Nevertheless, the public acceptability of energy conservation reached another high point at the end of the decade. The country was by this time importing almost half its oil, and when the second oil shock struck in the wake of the Iranian Revolution, pushing the price of oil higher than it had ever been before, President Jimmy Carter installed a solar water-heating system on the White House roof. But even so, in conjunction with the fumbled endgame in Tehran and runaway inflation, the crisis ended up dooming his presidency. Then, in 1986, the Reagan administration removed the solar panels; it was morning in America, after all, and as the sun rose the White House had little call for its energy (those panels, one of which is displayed at the CCA, were acquired by Maine’s Unity College and were still being used years later). With his soothing reassurances (“trees cause more pollution than automobiles”), Reagan had what Alan Weisman calls “an instinctive grasp of our own desire to deny looming environmental limits.” And where are we today? Dubya has solar panels at his ranch in Crawford, Texas, but fights against the Kyoto Protocol and higher emission standards for cars. The questions raised by the CCA show are more relevant than ever: To what extent are we willing, architecturally or otherwise, to change our way of life in response to dwindling energy supplies? And what, if anything, did we learn from 1973? As I write, oil is again at record highs (exceeding $105 a barrel). The price during the second oil shock reached $39.50. Adjusted for inflation, in today’s prices that would be, it turns out, $103.76. Crisis, anyone?

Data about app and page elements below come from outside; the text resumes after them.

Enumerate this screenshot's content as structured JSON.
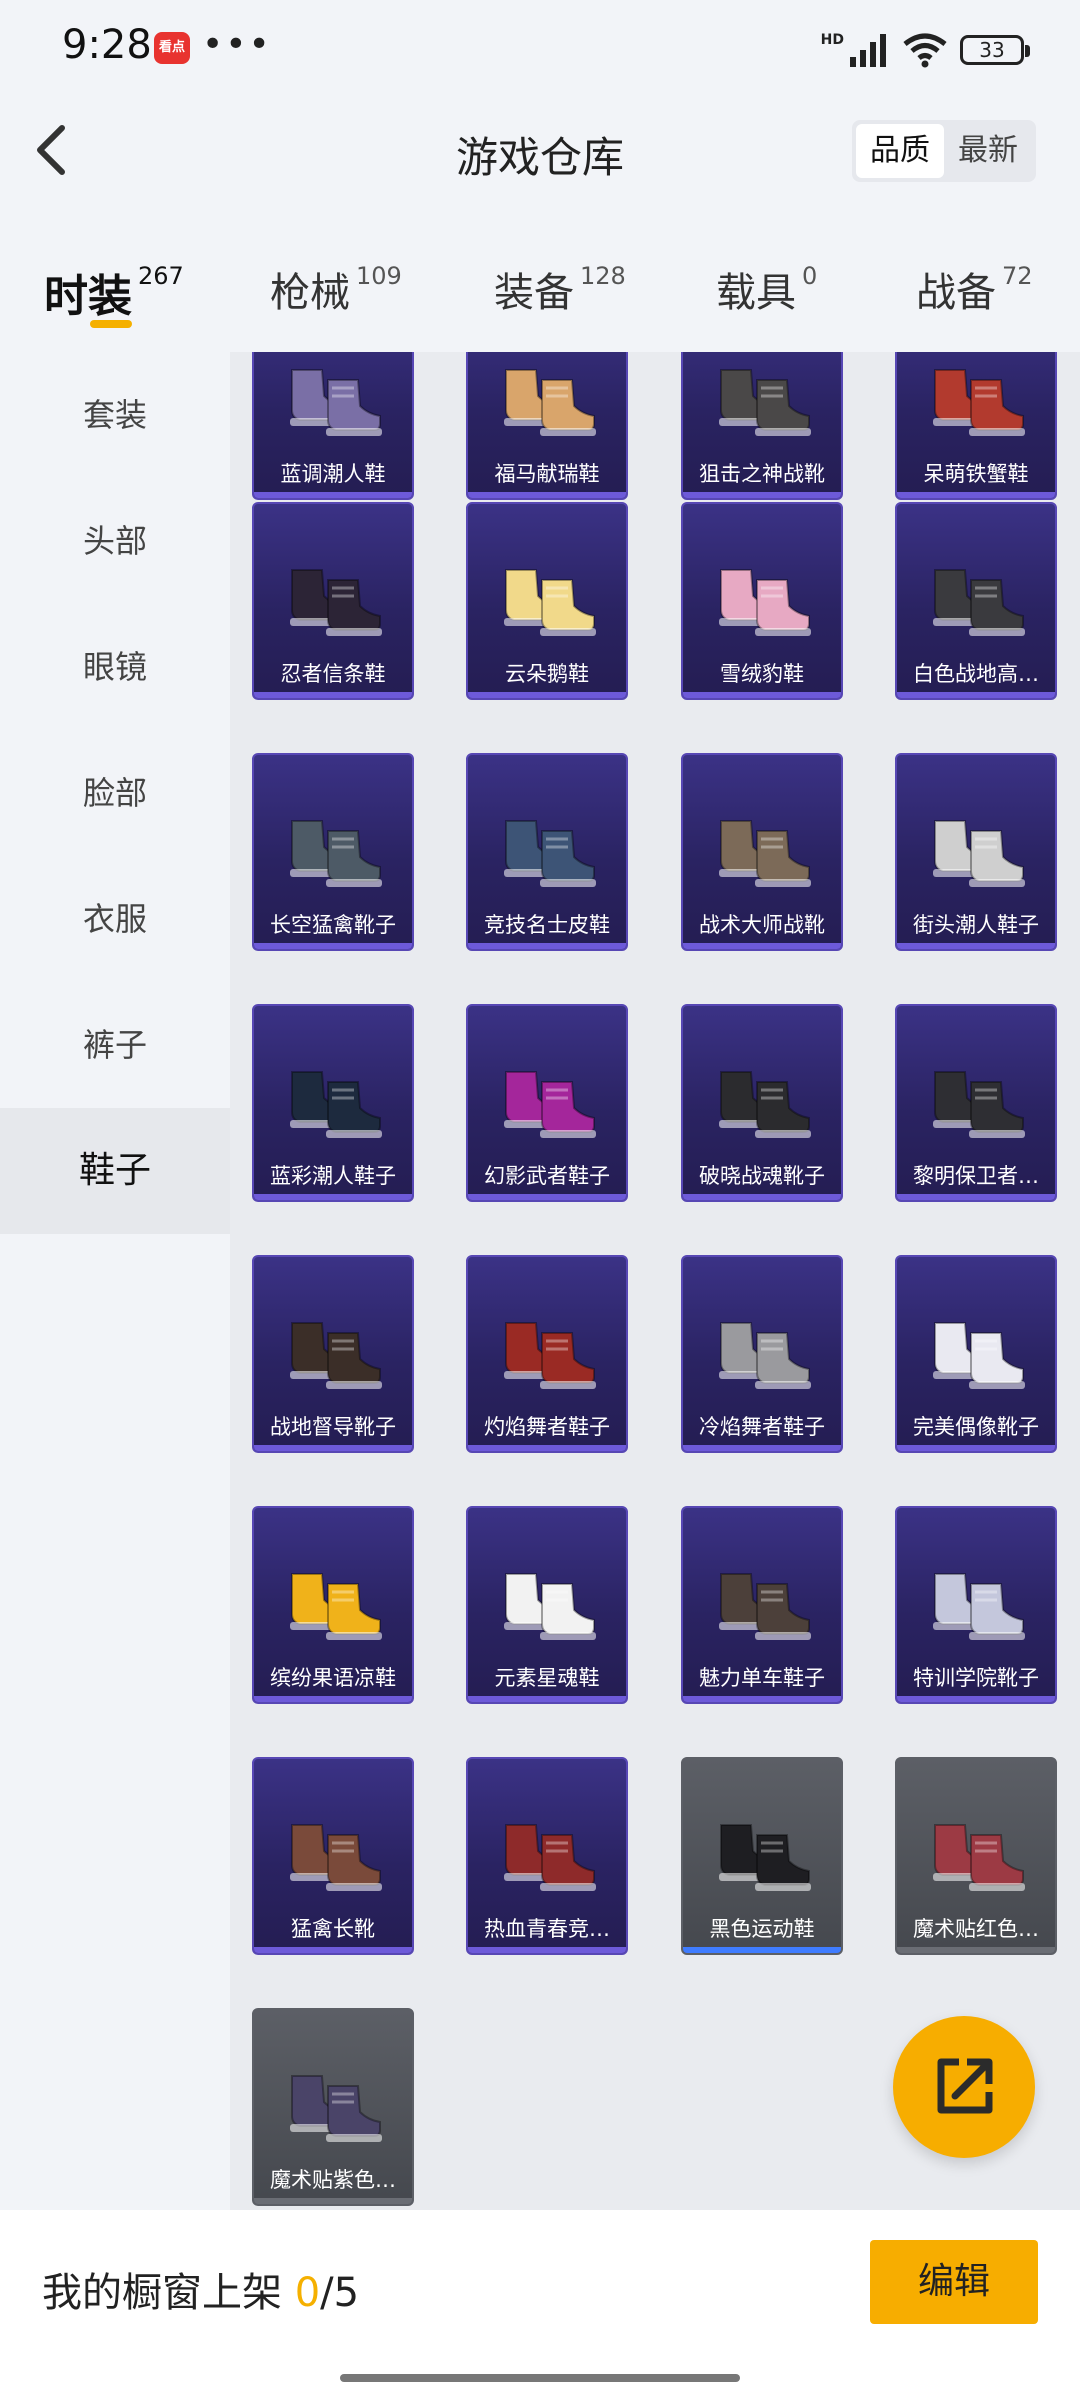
{
  "status_bar": {
    "time": "9:28",
    "app_badge": "看点",
    "more": "•••",
    "network": "HD",
    "battery": "33"
  },
  "header": {
    "title": "游戏仓库",
    "sort_options": [
      "品质",
      "最新"
    ],
    "sort_active": "品质"
  },
  "tabs": [
    {
      "label": "时装",
      "count": "267",
      "active": true
    },
    {
      "label": "枪械",
      "count": "109"
    },
    {
      "label": "装备",
      "count": "128"
    },
    {
      "label": "载具",
      "count": "0"
    },
    {
      "label": "战备",
      "count": "72"
    }
  ],
  "sidebar": [
    {
      "label": "套装"
    },
    {
      "label": "头部"
    },
    {
      "label": "眼镜"
    },
    {
      "label": "脸部"
    },
    {
      "label": "衣服"
    },
    {
      "label": "裤子"
    },
    {
      "label": "鞋子",
      "active": true
    }
  ],
  "items": [
    {
      "name": "蓝调潮人鞋",
      "style": "purple",
      "shoe": "#7a6fa6"
    },
    {
      "name": "福马献瑞鞋",
      "style": "purple",
      "shoe": "#d9a56b"
    },
    {
      "name": "狙击之神战靴",
      "style": "purple",
      "shoe": "#4a4848"
    },
    {
      "name": "呆萌铁蟹鞋",
      "style": "purple",
      "shoe": "#b23a2e"
    },
    {
      "name": "忍者信条鞋",
      "style": "purple",
      "shoe": "#2c2436"
    },
    {
      "name": "云朵鹅鞋",
      "style": "purple",
      "shoe": "#f1d98a"
    },
    {
      "name": "雪绒豹鞋",
      "style": "purple",
      "shoe": "#e7a9c3"
    },
    {
      "name": "白色战地高…",
      "style": "purple",
      "shoe": "#3a3a3e"
    },
    {
      "name": "长空猛禽靴子",
      "style": "purple",
      "shoe": "#4d5a66"
    },
    {
      "name": "竞技名士皮鞋",
      "style": "purple",
      "shoe": "#3d5476"
    },
    {
      "name": "战术大师战靴",
      "style": "purple",
      "shoe": "#7c6a58"
    },
    {
      "name": "街头潮人鞋子",
      "style": "purple",
      "shoe": "#cfcfcf"
    },
    {
      "name": "蓝彩潮人鞋子",
      "style": "purple",
      "shoe": "#1d2a3e"
    },
    {
      "name": "幻影武者鞋子",
      "style": "purple",
      "shoe": "#a4269b"
    },
    {
      "name": "破晓战魂靴子",
      "style": "purple",
      "shoe": "#2b2b2e"
    },
    {
      "name": "黎明保卫者…",
      "style": "purple",
      "shoe": "#2e2e33"
    },
    {
      "name": "战地督导靴子",
      "style": "purple",
      "shoe": "#3b2e28"
    },
    {
      "name": "灼焰舞者鞋子",
      "style": "purple",
      "shoe": "#9a2a24"
    },
    {
      "name": "冷焰舞者鞋子",
      "style": "purple",
      "shoe": "#9a9a9e"
    },
    {
      "name": "完美偶像靴子",
      "style": "purple",
      "shoe": "#e9e9f1"
    },
    {
      "name": "缤纷果语凉鞋",
      "style": "purple",
      "shoe": "#f0b21a"
    },
    {
      "name": "元素星魂鞋",
      "style": "purple",
      "shoe": "#f2f2f2"
    },
    {
      "name": "魅力单车鞋子",
      "style": "purple",
      "shoe": "#4c403a"
    },
    {
      "name": "特训学院靴子",
      "style": "purple",
      "shoe": "#c4c7dc"
    },
    {
      "name": "猛禽长靴",
      "style": "purple",
      "shoe": "#7a4a3a"
    },
    {
      "name": "热血青春竞…",
      "style": "purple",
      "shoe": "#8e2a2a"
    },
    {
      "name": "黑色运动鞋",
      "style": "gray",
      "selected": true,
      "shoe": "#1e1e22"
    },
    {
      "name": "魔术贴红色…",
      "style": "gray",
      "shoe": "#9c3a44"
    },
    {
      "name": "魔术贴紫色…",
      "style": "gray",
      "shoe": "#4a4468"
    }
  ],
  "bottom_bar": {
    "label": "我的橱窗上架",
    "count": "0",
    "total": "/5",
    "edit_button": "编辑"
  },
  "colors": {
    "accent": "#f7ad00",
    "card_purple": "#2a2362",
    "card_gray": "#4a4d54",
    "selected_bar": "#3f7cff"
  }
}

“1973: Sorry, Out of Gas” remains on view at the Canadian Centre for Architecture, Montreal, through Apr. 20.

Tom Vanderbilt is a writer based in New York.